There is an interesting product of this particular provision. I have had police officers in both Montreal and Toronto, as well as other law enforcement agencies, who have mentioned something very interesting about that provision. They tell me that this would send out the right message. They say that if individuals who have a pattern of gang-related or serious gun crime offences, if they are back out on the street in a couple of hours, guess what?
That sends out the exact wrong message to the victim. It sends out the wrong message to potential witnesses. Indeed, if that individual is back out on the street, it sends out the wrong message to the neighbourhood. This provision is exactly what we need and it is what this country wants. We are determined to provide it.

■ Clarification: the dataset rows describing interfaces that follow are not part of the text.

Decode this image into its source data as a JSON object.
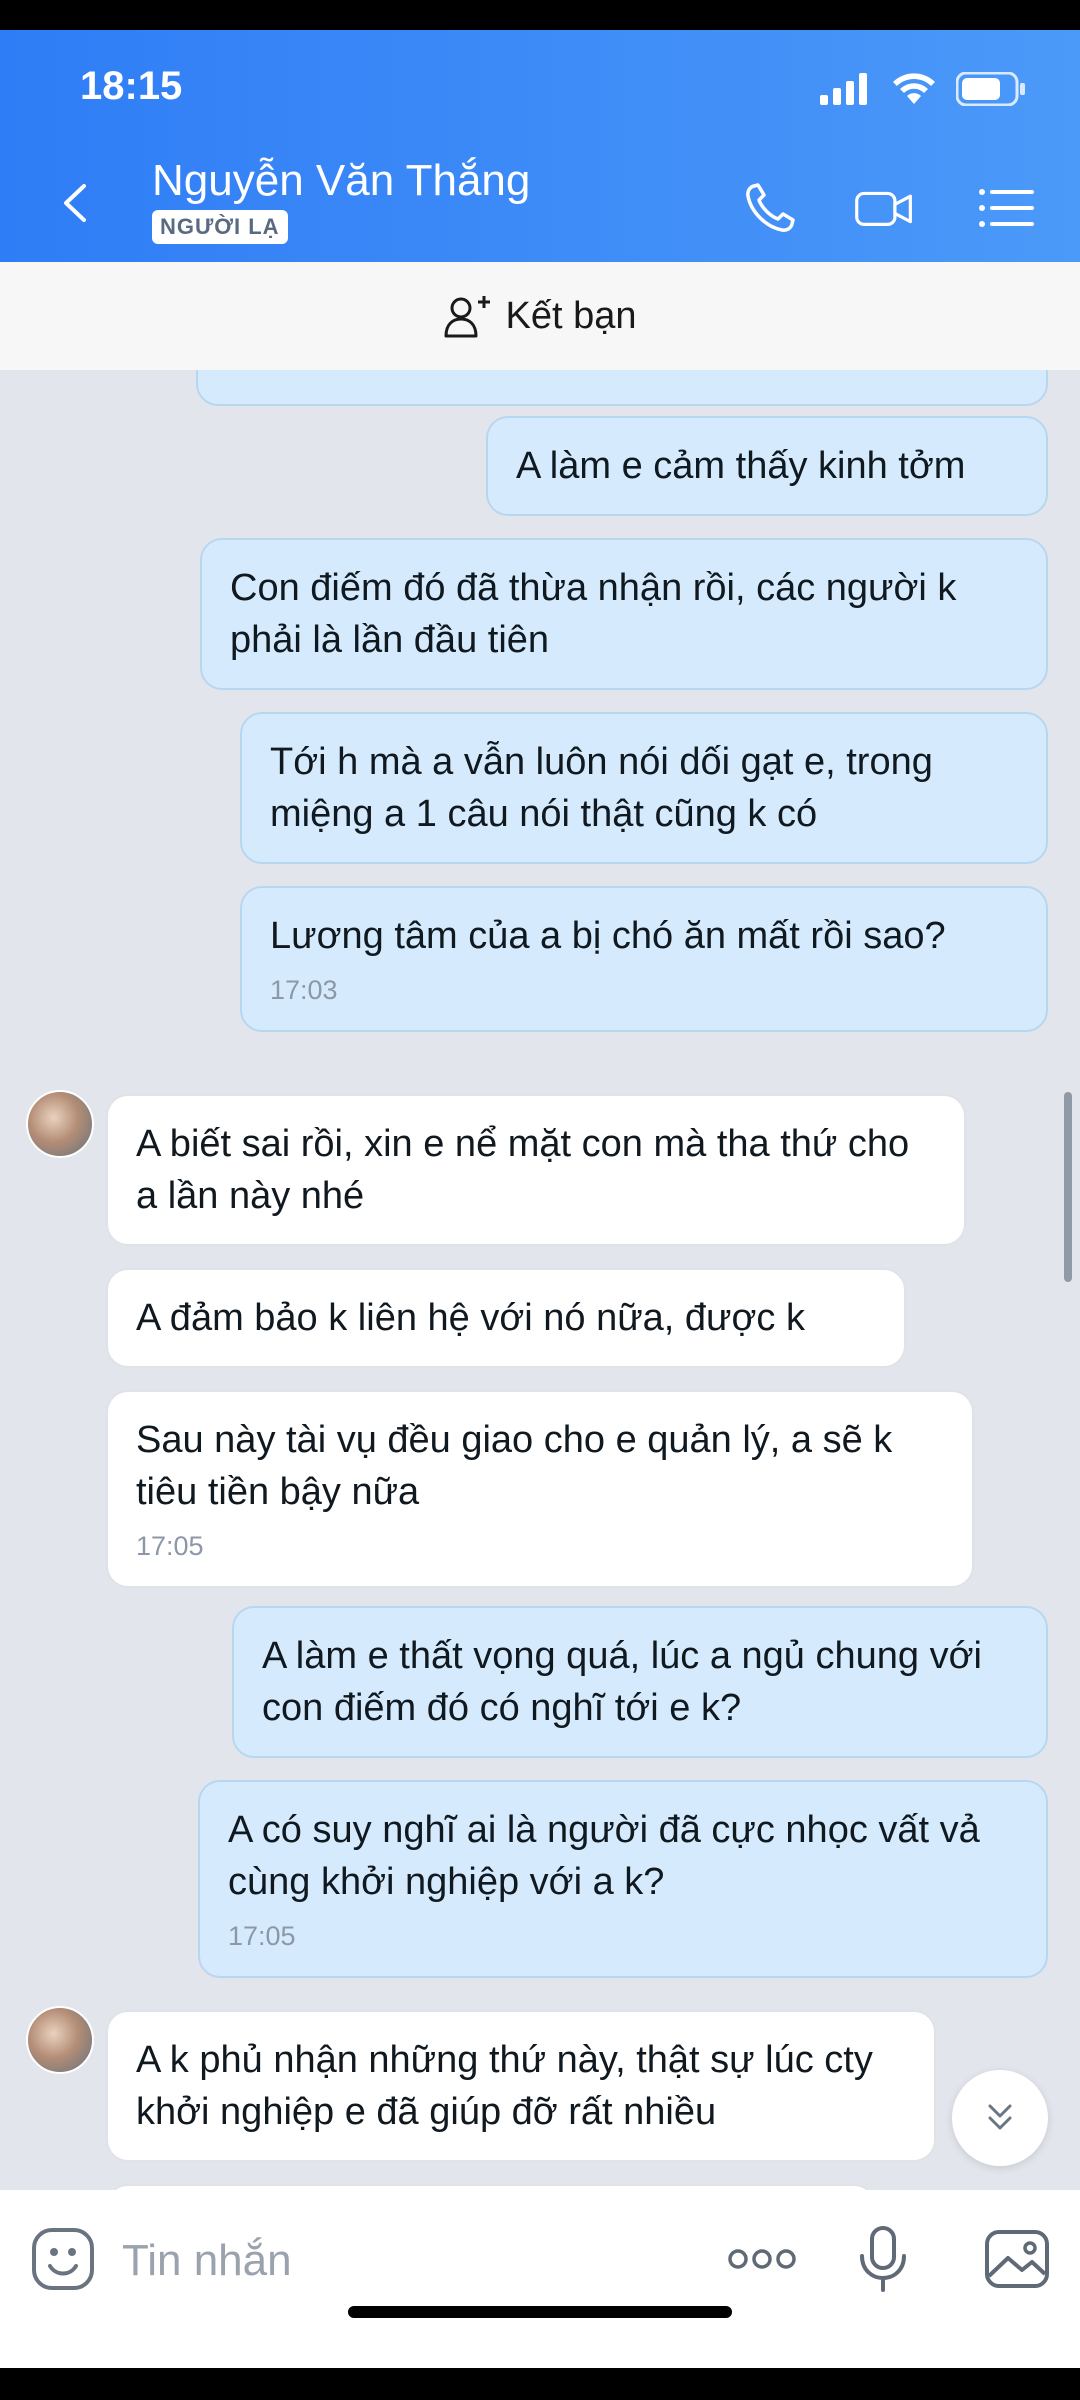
{
  "status_bar": {
    "time": "18:15"
  },
  "header": {
    "contact_name": "Nguyễn Văn Thắng",
    "badge": "NGƯỜI LẠ",
    "icons": [
      "chevron-left-icon",
      "phone-icon",
      "video-icon",
      "menu-list-icon"
    ]
  },
  "friend_bar": {
    "label": "Kết bạn",
    "icon": "add-user-icon"
  },
  "messages": [
    {
      "sender": "me",
      "text": "A làm e cảm thấy kinh tởm"
    },
    {
      "sender": "me",
      "text": "Con điếm đó đã thừa nhận rồi, các người k phải là lần đầu tiên"
    },
    {
      "sender": "me",
      "text": "Tới h mà a vẫn luôn nói dối gạt e, trong miệng a 1 câu nói thật cũng k có"
    },
    {
      "sender": "me",
      "text": "Lương tâm của a bị chó ăn mất rồi sao?",
      "time": "17:03"
    },
    {
      "sender": "them",
      "text": "A biết sai rồi, xin e nể mặt con mà tha thứ cho a lần này nhé"
    },
    {
      "sender": "them",
      "text": "A đảm bảo k liên hệ với nó nữa, được k"
    },
    {
      "sender": "them",
      "text": "Sau này tài vụ đều giao cho e quản lý, a sẽ k tiêu tiền bậy nữa",
      "time": "17:05"
    },
    {
      "sender": "me",
      "text": "A làm e thất vọng quá, lúc a ngủ chung với con điếm đó có nghĩ tới e k?"
    },
    {
      "sender": "me",
      "text": "A có suy nghĩ ai là người đã cực nhọc vất vả cùng khởi nghiệp với a k?",
      "time": "17:05"
    },
    {
      "sender": "them",
      "text": "A k phủ nhận những thứ này, thật sự lúc cty khởi nghiệp e đã giúp đỡ rất nhiều"
    }
  ],
  "input": {
    "placeholder": "Tin nhắn"
  },
  "colors": {
    "header": "#2f7df6",
    "my_bubble": "#d5ebfd",
    "their_bubble": "#ffffff",
    "chat_bg": "#e2e6ec"
  }
}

I indicated as I began my opening remarks, as I have mentioned on a number of occasions, that one of the important provisions of this bill is that it will raise the age of protection in this country from 14 to 16. Canadians ask why this not been done. I tell people quite honestly that this is not something out of the 20th century; this is something that should have been changed in the 19th century.
That is how long this has been around, and what happens is that it allows adult sexual predators to prey upon individuals as young as 14 and 15 years of age. That is absolutely reprehensible. It is exactly what our party has to take a stand against. That is exactly what we are doing here.
One police officer gave me an example. He told me that they had encountered some character from Texas, about 40 years old, who struck up a correspondence by email with a 14 year old. He comes to Canada and has sexual relations with a 14 year old and the police cannot do anything about it. They cannot do anything.
I have had police officers ask me what they are supposed to tell parents when their 14 year old or 15 year old is being victimized by some of these predators. It is cold comfort to say to parents that we are sorry, it is not the law of Canada and these predators can do that in Canada. That is absolutely wrong and we are absolutely determined to change that.
I appeared before the Senate last Wednesday. I can tell members about some of the feedback I received. Someone said that this would drive youth prostitution underground. I did not know what that was all about. Another point was that this would discourage young people from reporting sexually transmitted diseases. I have no idea where that is coming from.
We are talking about protecting 14 year olds and 15 year olds from sexual predators. This is exactly the kind of law this country should have.
There also are provisions to tighten up and improve Canada's impaired driving laws, providing the framework for the drug recognition expert program to be effective.